REQUIRED WORK: Please reproduce the entries that follow, keeping each word intact.
########################################
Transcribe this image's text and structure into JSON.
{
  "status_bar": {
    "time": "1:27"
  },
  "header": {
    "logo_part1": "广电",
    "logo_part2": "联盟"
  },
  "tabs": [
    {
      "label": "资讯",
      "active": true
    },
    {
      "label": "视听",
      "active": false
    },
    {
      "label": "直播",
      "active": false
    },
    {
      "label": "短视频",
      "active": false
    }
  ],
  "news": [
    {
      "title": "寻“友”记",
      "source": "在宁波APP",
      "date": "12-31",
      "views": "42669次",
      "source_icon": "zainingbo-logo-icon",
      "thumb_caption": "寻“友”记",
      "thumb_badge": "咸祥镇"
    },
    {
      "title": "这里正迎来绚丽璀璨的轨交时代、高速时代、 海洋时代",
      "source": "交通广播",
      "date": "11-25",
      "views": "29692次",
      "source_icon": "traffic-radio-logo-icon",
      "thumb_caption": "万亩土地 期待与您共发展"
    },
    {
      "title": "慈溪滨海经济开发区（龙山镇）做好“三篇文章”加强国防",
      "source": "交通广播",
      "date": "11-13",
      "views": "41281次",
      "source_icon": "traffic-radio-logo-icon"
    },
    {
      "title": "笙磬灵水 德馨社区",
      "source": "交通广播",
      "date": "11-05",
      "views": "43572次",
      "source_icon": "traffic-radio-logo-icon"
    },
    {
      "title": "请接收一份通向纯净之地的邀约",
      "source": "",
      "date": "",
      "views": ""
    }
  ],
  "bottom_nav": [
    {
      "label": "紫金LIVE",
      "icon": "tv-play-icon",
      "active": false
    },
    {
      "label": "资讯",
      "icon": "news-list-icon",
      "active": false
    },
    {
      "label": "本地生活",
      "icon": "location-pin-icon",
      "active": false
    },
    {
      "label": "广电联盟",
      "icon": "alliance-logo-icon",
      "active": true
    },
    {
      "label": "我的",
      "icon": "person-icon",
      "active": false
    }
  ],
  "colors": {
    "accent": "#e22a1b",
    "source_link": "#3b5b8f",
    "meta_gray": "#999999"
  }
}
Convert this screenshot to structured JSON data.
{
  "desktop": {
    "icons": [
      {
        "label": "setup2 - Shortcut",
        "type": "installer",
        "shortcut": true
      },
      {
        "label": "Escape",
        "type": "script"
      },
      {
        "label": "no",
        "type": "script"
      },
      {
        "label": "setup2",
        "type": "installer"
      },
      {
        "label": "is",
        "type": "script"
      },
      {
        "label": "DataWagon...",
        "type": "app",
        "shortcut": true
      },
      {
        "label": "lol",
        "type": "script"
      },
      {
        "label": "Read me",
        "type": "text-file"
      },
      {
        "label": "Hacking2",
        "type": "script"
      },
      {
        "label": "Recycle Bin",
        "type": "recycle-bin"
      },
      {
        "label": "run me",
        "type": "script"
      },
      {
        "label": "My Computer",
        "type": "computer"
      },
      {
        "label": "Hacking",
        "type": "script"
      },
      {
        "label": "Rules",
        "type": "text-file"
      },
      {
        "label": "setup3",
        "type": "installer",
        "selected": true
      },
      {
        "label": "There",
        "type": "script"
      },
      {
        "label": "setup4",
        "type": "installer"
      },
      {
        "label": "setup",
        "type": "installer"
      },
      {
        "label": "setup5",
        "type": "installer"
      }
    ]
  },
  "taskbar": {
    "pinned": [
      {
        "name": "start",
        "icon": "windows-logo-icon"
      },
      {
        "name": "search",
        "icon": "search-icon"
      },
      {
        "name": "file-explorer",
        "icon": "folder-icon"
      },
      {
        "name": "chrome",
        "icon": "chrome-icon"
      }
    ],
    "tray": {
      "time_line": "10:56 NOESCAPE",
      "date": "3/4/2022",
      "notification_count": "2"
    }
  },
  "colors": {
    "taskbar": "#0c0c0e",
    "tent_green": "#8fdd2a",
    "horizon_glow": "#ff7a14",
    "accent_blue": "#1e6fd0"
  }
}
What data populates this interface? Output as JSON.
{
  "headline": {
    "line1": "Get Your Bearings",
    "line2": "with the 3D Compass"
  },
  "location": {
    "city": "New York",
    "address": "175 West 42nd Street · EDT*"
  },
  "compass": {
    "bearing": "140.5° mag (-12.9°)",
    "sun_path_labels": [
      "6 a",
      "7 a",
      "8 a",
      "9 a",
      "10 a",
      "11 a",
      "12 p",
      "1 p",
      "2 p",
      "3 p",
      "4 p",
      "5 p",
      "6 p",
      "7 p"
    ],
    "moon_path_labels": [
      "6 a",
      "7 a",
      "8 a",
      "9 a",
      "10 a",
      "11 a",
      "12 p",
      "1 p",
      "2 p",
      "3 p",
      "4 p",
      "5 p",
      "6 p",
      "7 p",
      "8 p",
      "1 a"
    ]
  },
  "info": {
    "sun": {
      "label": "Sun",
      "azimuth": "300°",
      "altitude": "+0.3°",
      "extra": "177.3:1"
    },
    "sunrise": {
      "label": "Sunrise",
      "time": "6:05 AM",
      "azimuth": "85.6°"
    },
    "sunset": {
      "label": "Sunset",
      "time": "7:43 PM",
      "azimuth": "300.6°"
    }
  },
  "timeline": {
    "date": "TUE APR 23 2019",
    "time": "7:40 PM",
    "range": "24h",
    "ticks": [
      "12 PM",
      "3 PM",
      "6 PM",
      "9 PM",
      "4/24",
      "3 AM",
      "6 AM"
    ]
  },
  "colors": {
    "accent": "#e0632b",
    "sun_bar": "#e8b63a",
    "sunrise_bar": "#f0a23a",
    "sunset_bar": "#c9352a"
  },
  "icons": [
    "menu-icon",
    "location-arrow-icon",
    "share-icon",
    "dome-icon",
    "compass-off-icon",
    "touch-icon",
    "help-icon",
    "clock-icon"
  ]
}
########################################
COMPLETED EXERCISE:
Transcribe this image's text and structure into JSON.
{
  "status_bar": {
    "time": "1:27"
  },
  "header": {
    "logo_part1": "广电",
    "logo_part2": "联盟"
  },
  "tabs": [
    {
      "label": "资讯",
      "active": true
    },
    {
      "label": "视听",
      "active": false
    },
    {
      "label": "直播",
      "active": false
    },
    {
      "label": "短视频",
      "active": false
    }
  ],
  "news": [
    {
      "title": "寻“友”记",
      "source": "在宁波APP",
      "date": "12-31",
      "views": "42669次",
      "source_icon": "zainingbo-logo-icon",
      "thumb_caption": "寻“友”记",
      "thumb_badge": "咸祥镇"
    },
    {
      "title": "这里正迎来绚丽璀璨的轨交时代、高速时代、 海洋时代",
      "source": "交通广播",
      "date": "11-25",
      "views": "29692次",
      "source_icon": "traffic-radio-logo-icon",
      "thumb_caption": "万亩土地 期待与您共发展"
    },
    {
      "title": "慈溪滨海经济开发区（龙山镇）做好“三篇文章”加强国防",
      "source": "交通广播",
      "date": "11-13",
      "views": "41281次",
      "source_icon": "traffic-radio-logo-icon"
    },
    {
      "title": "笙磬灵水 德馨社区",
      "source": "交通广播",
      "date": "11-05",
      "views": "43572次",
      "source_icon": "traffic-radio-logo-icon"
    },
    {
      "title": "请接收一份通向纯净之地的邀约",
      "source": "",
      "date": "",
      "views": ""
    }
  ],
  "bottom_nav": [
    {
      "label": "紫金LIVE",
      "icon": "tv-play-icon",
      "active": false
    },
    {
      "label": "资讯",
      "icon": "news-list-icon",
      "active": false
    },
    {
      "label": "本地生活",
      "icon": "location-pin-icon",
      "active": false
    },
    {
      "label": "广电联盟",
      "icon": "alliance-logo-icon",
      "active": true
    },
    {
      "label": "我的",
      "icon": "person-icon",
      "active": false
    }
  ],
  "colors": {
    "accent": "#e22a1b",
    "source_link": "#3b5b8f",
    "meta_gray": "#999999"
  }
}
Convert this screenshot to structured JSON data.
{
  "desktop": {
    "icons": [
      {
        "label": "setup2 - Shortcut",
        "type": "installer",
        "shortcut": true
      },
      {
        "label": "Escape",
        "type": "script"
      },
      {
        "label": "no",
        "type": "script"
      },
      {
        "label": "setup2",
        "type": "installer"
      },
      {
        "label": "is",
        "type": "script"
      },
      {
        "label": "DataWagon...",
        "type": "app",
        "shortcut": true
      },
      {
        "label": "lol",
        "type": "script"
      },
      {
        "label": "Read me",
        "type": "text-file"
      },
      {
        "label": "Hacking2",
        "type": "script"
      },
      {
        "label": "Recycle Bin",
        "type": "recycle-bin"
      },
      {
        "label": "run me",
        "type": "script"
      },
      {
        "label": "My Computer",
        "type": "computer"
      },
      {
        "label": "Hacking",
        "type": "script"
      },
      {
        "label": "Rules",
        "type": "text-file"
      },
      {
        "label": "setup3",
        "type": "installer",
        "selected": true
      },
      {
        "label": "There",
        "type": "script"
      },
      {
        "label": "setup4",
        "type": "installer"
      },
      {
        "label": "setup",
        "type": "installer"
      },
      {
        "label": "setup5",
        "type": "installer"
      }
    ]
  },
  "taskbar": {
    "pinned": [
      {
        "name": "start",
        "icon": "windows-logo-icon"
      },
      {
        "name": "search",
        "icon": "search-icon"
      },
      {
        "name": "file-explorer",
        "icon": "folder-icon"
      },
      {
        "name": "chrome",
        "icon": "chrome-icon"
      }
    ],
    "tray": {
      "time_line": "10:56 NOESCAPE",
      "date": "3/4/2022",
      "notification_count": "2"
    }
  },
  "colors": {
    "taskbar": "#0c0c0e",
    "tent_green": "#8fdd2a",
    "horizon_glow": "#ff7a14",
    "accent_blue": "#1e6fd0"
  }
}
What data populates this interface? Output as JSON.
{
  "headline": {
    "line1": "Get Your Bearings",
    "line2": "with the 3D Compass"
  },
  "location": {
    "city": "New York",
    "address": "175 West 42nd Street · EDT*"
  },
  "compass": {
    "bearing": "140.5° mag (-12.9°)",
    "sun_path_labels": [
      "6 a",
      "7 a",
      "8 a",
      "9 a",
      "10 a",
      "11 a",
      "12 p",
      "1 p",
      "2 p",
      "3 p",
      "4 p",
      "5 p",
      "6 p",
      "7 p"
    ],
    "moon_path_labels": [
      "6 a",
      "7 a",
      "8 a",
      "9 a",
      "10 a",
      "11 a",
      "12 p",
      "1 p",
      "2 p",
      "3 p",
      "4 p",
      "5 p",
      "6 p",
      "7 p",
      "8 p",
      "1 a"
    ]
  },
  "info": {
    "sun": {
      "label": "Sun",
      "azimuth": "300°",
      "altitude": "+0.3°",
      "extra": "177.3:1"
    },
    "sunrise": {
      "label": "Sunrise",
      "time": "6:05 AM",
      "azimuth": "85.6°"
    },
    "sunset": {
      "label": "Sunset",
      "time": "7:43 PM",
      "azimuth": "300.6°"
    }
  },
  "timeline": {
    "date": "TUE APR 23 2019",
    "time": "7:40 PM",
    "range": "24h",
    "ticks": [
      "12 PM",
      "3 PM",
      "6 PM",
      "9 PM",
      "4/24",
      "3 AM",
      "6 AM"
    ]
  },
  "colors": {
    "accent": "#e0632b",
    "sun_bar": "#e8b63a",
    "sunrise_bar": "#f0a23a",
    "sunset_bar": "#c9352a"
  },
  "icons": [
    "menu-icon",
    "location-arrow-icon",
    "share-icon",
    "dome-icon",
    "compass-off-icon",
    "touch-icon",
    "help-icon",
    "clock-icon"
  ]
}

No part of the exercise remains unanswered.